As we stay on the lookout for upcoming storms, think about what to keep on hand in order to be prepared. The Florida Division of Emergency Management recommends that you maintain a well-stocked emergency preparedness kit to last you and your family for a minimum of seven2 days. Each individual or family disaster supply kit differs based on personal needs. Review the list below for the basic items to include in your kit.
- Water: Enough for drinking, cooking and sanitation purposes—pack a minimum of 1 gallon daily per person for 7 days.
- Food: Non-perishable packaged or canned food and juices, snacks and foods for those with dietary restrictions (i.e. infants, people with diabetes, etc.).
- Cooking Supplies: Manual can opener, cooking tools and fuel, paper plates and plastic utensils.
- Flashlight and extra batteries
- Pillows, blankets and/or sleeping bags
- Clothing: Complete change of clothes suitable for the current climate and include sturdy shoes to protect feet from debris or other sharp objects post-storm.
- First Aid Kit, Prescription Medication and Other Medicines: People with health issues may need to carry written instructions for care and medication (including medication dosages), a list of medical devices and a list of current doctors.
- Radio: Battery operated and NOAA weather radio.
- Cleaning Supplies: Garbage bags, moisture wipes and other items.
- Cash: Banks and ATMs may not be open or available for extended periods following a disaster.
- Important documents: Store all critical documents in a waterproof container and save
electronically. Documents like insurance, medical records, bank account numbers, Social
Security card, etc.
- Special Items: Assess all family member needs. Plan for infants, elderly and individuals
with access and functional needs (i.e. medical items, baby bottles, etc.)
- Pet Care Items: Proper identification, immunization records, ample supply of food and
water, carrier or cage, medications, muzzle and leash, and a photo of you and your pet
together to validate ownership.
Know Where to Find Shelter.
The time may arise when you may need to evacuate your home to go to a safer place. In certain situations, it may be safest for you to evacuate to a more secure location like a shelter. A hurricane evacuation shelter is a refuge of last resort; a place to go if you can’t stay at home or with a relative, friend, or co-worker, or nearby hotel. Hurricane shelters are also available for people who have no other place to go. The Florida Division of Emergency Management maintains a list of open shelters on their website.

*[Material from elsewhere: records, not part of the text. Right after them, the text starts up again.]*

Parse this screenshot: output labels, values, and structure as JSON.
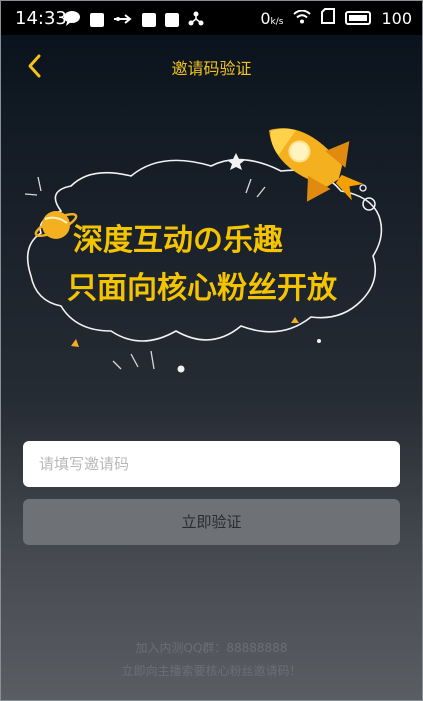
{
  "status_bar": {
    "time": "14:33",
    "signal_text": "0",
    "signal_unit": "k/s",
    "battery": "100"
  },
  "header": {
    "title": "邀请码验证",
    "accent_color": "#f3c21b"
  },
  "banner": {
    "line1": "深度互动の乐趣",
    "line2": "只面向核心粉丝开放"
  },
  "form": {
    "placeholder": "请填写邀请码",
    "submit_label": "立即验证"
  },
  "footer": {
    "line1": "加入内测QQ群：88888888",
    "line2": "立即向主播索要核心粉丝邀请码！"
  }
}
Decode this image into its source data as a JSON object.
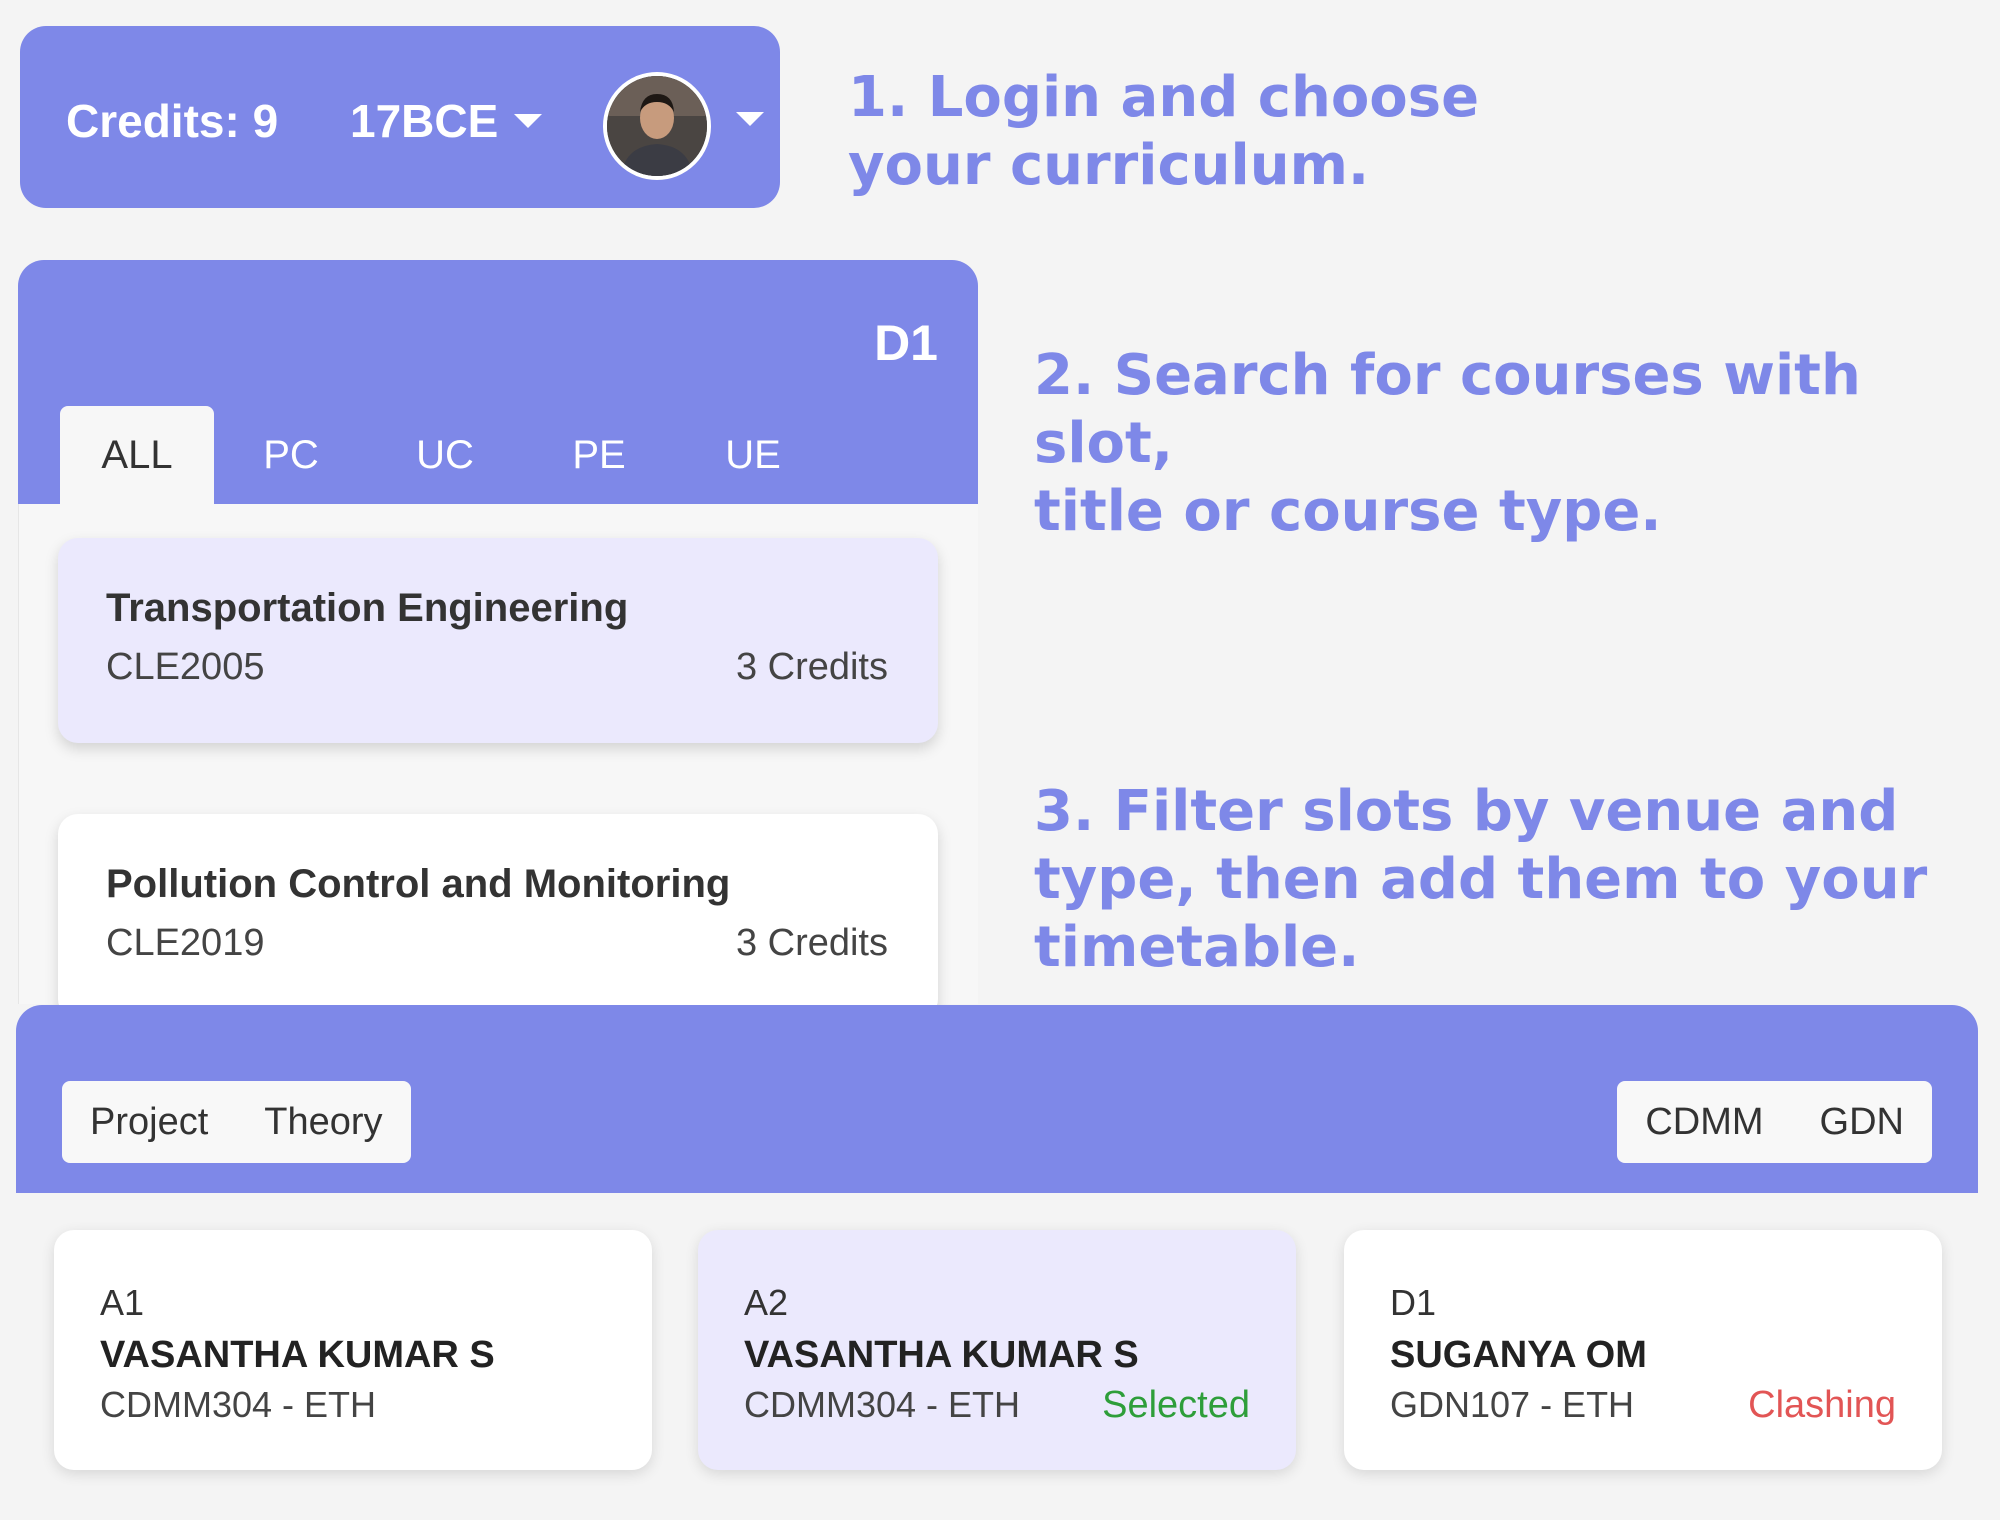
{
  "topbar": {
    "credits": "Credits: 9",
    "curriculum": "17BCE",
    "avatar_alt": "user avatar"
  },
  "steps": {
    "step1": "1. Login and choose your curriculum.",
    "step1_l1": "1. Login and choose",
    "step1_l2": "your curriculum.",
    "step2_l1": "2. Search for courses with slot,",
    "step2_l2": "title or course type.",
    "step3_l1": "3. Filter slots by venue and",
    "step3_l2": "type, then add them to your",
    "step3_l3": "timetable."
  },
  "search": {
    "slot": "D1",
    "tabs": [
      "ALL",
      "PC",
      "UC",
      "PE",
      "UE"
    ],
    "active_tab": "ALL",
    "courses": [
      {
        "title": "Transportation Engineering",
        "code": "CLE2005",
        "credits": "3 Credits",
        "selected": true
      },
      {
        "title": "Pollution Control and Monitoring",
        "code": "CLE2019",
        "credits": "3 Credits",
        "selected": false
      }
    ]
  },
  "slots": {
    "type_filters": [
      "Project",
      "Theory"
    ],
    "venue_filters": [
      "CDMM",
      "GDN"
    ],
    "cards": [
      {
        "slot": "A1",
        "faculty": "VASANTHA KUMAR S",
        "venue": "CDMM304 - ETH",
        "status": ""
      },
      {
        "slot": "A2",
        "faculty": "VASANTHA KUMAR S",
        "venue": "CDMM304 - ETH",
        "status": "Selected"
      },
      {
        "slot": "D1",
        "faculty": "SUGANYA OM",
        "venue": "GDN107 - ETH",
        "status": "Clashing"
      }
    ]
  },
  "colors": {
    "accent": "#7e88e8",
    "selected_bg": "#ebe9fd",
    "status_selected": "#2e9e3a",
    "status_clashing": "#e25555"
  }
}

If you have a disability or a special need such as a medical condition, it’s vital that you register with your local emergency management office. All emergency management offices maintain a list of people within the community who have disabilities or special needs so they can be assisted quickly during an emergency.
If you are eligible for a Special Needs Shelter your kit should include the following: a list of medications and dosage, a 30 day supply of medications, vital medical equipment for those who may be electrically or oxygen dependent, back-up energy sources for essential medical equipment, any special dietary needs or food, as well as personal information including photo id, insurance card, emergency contacts, and your primary care providers contact information.
During severe weather and other emergencies, the State Assistance Information Line (SAIL), a toll-free hotline, is activated to provide accurate and up-to-date information on emergency or disaster situations impacting the State of Florida. The SAIL hotline is: 1-800-342-3557. You can also get helpful information from FDOH’s official social media accounts. One of the fastest ways to receive accurate health-related information is to monitor @HealthyFla on Twitter and on Facebook.
About the Florida Department of Health
The department, nationally accredited by the Public Health Accreditation Board, works to protect, promote and improve the health of all people in Florida through integrated state, county and community efforts.